Characteristics of participants are summarized in Table 1. They were predominantly pulmonologists (66 percent), with a smaller number of intensivists and thoracic surgeons. Although their clinical practices were located in diverse settings, most (72 percent) were based in community hospitals. A wide spectrum of experience was represented, ranging from physicians in fellowship training to those in practice for >20 years. Participants commonly assessed patients with hemoptysis: 42 percent of them evaluated more than 20 patients annually with nonmassive bleeding. Massive pulmonary hemorrhage (defined at this session by a bleeding rate exceeding 400 to 600 ml during a 16- to 24-hour period) were encountered much less often, with most evaluating such patients per year.
eriacta 100 mg
Table 1—Characteristics of Physicians
Primary specialty orientation (n* = 96)
Setting of practice (n* = 89)
Academician, university based practice
University-affiliated community hospital
Level of experience (n* = 99)
Years of Practice
Number of patients with hemoptysis seen
annually (n* = 107)
Number of patients with massive hemoptysis seen
annually (n* = 103)

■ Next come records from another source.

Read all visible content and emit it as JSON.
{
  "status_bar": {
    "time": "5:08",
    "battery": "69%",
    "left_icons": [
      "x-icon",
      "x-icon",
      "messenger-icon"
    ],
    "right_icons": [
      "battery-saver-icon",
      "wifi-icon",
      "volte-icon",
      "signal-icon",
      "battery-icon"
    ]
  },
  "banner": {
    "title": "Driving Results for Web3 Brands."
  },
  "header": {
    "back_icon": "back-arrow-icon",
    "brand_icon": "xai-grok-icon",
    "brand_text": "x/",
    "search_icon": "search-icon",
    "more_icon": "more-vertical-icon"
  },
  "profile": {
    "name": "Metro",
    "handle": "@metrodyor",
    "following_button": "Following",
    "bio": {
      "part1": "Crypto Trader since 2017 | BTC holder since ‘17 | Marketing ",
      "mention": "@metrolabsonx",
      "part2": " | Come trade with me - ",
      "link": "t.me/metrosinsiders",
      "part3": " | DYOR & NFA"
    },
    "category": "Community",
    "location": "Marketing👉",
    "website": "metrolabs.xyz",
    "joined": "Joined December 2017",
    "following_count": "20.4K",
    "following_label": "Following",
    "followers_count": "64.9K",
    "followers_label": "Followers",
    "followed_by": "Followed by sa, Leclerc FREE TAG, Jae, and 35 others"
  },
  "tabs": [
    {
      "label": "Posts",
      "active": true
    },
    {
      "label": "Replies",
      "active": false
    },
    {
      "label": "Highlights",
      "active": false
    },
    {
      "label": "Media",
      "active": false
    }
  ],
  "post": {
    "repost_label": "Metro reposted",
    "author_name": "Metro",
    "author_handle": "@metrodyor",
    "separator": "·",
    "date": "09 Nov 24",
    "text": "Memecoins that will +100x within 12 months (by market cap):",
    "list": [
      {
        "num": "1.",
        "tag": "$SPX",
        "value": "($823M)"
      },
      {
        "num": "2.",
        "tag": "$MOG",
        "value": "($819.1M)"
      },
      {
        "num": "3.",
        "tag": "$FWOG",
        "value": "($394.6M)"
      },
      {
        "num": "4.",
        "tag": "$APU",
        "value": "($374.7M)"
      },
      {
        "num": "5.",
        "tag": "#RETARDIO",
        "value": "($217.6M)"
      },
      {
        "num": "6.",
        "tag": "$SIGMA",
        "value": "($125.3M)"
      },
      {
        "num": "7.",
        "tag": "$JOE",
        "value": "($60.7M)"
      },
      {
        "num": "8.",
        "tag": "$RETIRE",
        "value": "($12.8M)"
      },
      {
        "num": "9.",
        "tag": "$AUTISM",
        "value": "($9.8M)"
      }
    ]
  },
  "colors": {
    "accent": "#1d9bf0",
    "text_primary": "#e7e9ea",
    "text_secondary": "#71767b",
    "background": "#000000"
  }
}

Responses of the following groups were compared: pulmonologists vs other specialists, academicians vs community hospital practitioners, individuals with >10 years of practice vs those having >10 years experience, respondents caring for <=20 patients annually with hemoptysis vs those evaluating >20 per year, and physicians managing patients with massive hemoptysis per year vs those with >5 such patients each year. Unless otherwise indicated, all of these groups had similar patterns of responses to questions about patient management.